Task details: From top to bottom, write out the listing exactly.

Record excerpts:

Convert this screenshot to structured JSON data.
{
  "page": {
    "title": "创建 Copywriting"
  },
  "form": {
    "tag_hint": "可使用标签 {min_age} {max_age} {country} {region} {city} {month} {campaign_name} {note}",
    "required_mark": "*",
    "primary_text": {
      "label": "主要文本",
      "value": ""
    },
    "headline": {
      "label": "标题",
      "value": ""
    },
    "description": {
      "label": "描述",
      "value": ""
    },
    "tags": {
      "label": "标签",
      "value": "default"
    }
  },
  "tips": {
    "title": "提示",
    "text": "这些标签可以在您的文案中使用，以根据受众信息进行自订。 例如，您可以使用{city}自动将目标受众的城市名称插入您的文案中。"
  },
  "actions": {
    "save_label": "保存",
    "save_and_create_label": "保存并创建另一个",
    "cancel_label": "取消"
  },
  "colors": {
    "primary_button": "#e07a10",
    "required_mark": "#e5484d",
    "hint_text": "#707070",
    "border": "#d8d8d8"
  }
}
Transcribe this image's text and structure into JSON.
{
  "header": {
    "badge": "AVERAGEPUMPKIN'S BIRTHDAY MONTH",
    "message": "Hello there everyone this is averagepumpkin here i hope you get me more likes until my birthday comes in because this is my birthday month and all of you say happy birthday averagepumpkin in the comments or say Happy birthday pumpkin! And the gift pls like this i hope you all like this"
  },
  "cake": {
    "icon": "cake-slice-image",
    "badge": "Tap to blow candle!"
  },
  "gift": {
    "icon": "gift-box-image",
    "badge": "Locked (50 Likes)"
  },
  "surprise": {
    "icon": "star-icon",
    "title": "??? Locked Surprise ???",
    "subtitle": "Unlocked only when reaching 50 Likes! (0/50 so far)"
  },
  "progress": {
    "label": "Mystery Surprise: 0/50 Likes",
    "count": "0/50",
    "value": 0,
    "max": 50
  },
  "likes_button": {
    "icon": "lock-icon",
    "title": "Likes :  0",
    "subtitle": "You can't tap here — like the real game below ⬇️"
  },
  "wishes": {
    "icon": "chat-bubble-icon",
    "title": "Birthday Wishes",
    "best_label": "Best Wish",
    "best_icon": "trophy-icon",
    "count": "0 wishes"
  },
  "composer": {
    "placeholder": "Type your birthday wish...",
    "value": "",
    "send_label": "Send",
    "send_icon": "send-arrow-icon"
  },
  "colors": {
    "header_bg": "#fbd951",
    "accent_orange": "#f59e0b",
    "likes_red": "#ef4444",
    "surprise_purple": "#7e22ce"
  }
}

Task response:
Convert this screenshot to structured JSON data.
{
  "page": {
    "title": "创建 Copywriting"
  },
  "form": {
    "tag_hint": "可使用标签 {min_age} {max_age} {country} {region} {city} {month} {campaign_name} {note}",
    "required_mark": "*",
    "primary_text": {
      "label": "主要文本",
      "value": ""
    },
    "headline": {
      "label": "标题",
      "value": ""
    },
    "description": {
      "label": "描述",
      "value": ""
    },
    "tags": {
      "label": "标签",
      "value": "default"
    }
  },
  "tips": {
    "title": "提示",
    "text": "这些标签可以在您的文案中使用，以根据受众信息进行自订。 例如，您可以使用{city}自动将目标受众的城市名称插入您的文案中。"
  },
  "actions": {
    "save_label": "保存",
    "save_and_create_label": "保存并创建另一个",
    "cancel_label": "取消"
  },
  "colors": {
    "primary_button": "#e07a10",
    "required_mark": "#e5484d",
    "hint_text": "#707070",
    "border": "#d8d8d8"
  }
}
Transcribe this image's text and structure into JSON.
{
  "header": {
    "badge": "AVERAGEPUMPKIN'S BIRTHDAY MONTH",
    "message": "Hello there everyone this is averagepumpkin here i hope you get me more likes until my birthday comes in because this is my birthday month and all of you say happy birthday averagepumpkin in the comments or say Happy birthday pumpkin! And the gift pls like this i hope you all like this"
  },
  "cake": {
    "icon": "cake-slice-image",
    "badge": "Tap to blow candle!"
  },
  "gift": {
    "icon": "gift-box-image",
    "badge": "Locked (50 Likes)"
  },
  "surprise": {
    "icon": "star-icon",
    "title": "??? Locked Surprise ???",
    "subtitle": "Unlocked only when reaching 50 Likes! (0/50 so far)"
  },
  "progress": {
    "label": "Mystery Surprise: 0/50 Likes",
    "count": "0/50",
    "value": 0,
    "max": 50
  },
  "likes_button": {
    "icon": "lock-icon",
    "title": "Likes :  0",
    "subtitle": "You can't tap here — like the real game below ⬇️"
  },
  "wishes": {
    "icon": "chat-bubble-icon",
    "title": "Birthday Wishes",
    "best_label": "Best Wish",
    "best_icon": "trophy-icon",
    "count": "0 wishes"
  },
  "composer": {
    "placeholder": "Type your birthday wish...",
    "value": "",
    "send_label": "Send",
    "send_icon": "send-arrow-icon"
  },
  "colors": {
    "header_bg": "#fbd951",
    "accent_orange": "#f59e0b",
    "likes_red": "#ef4444",
    "surprise_purple": "#7e22ce"
  }
}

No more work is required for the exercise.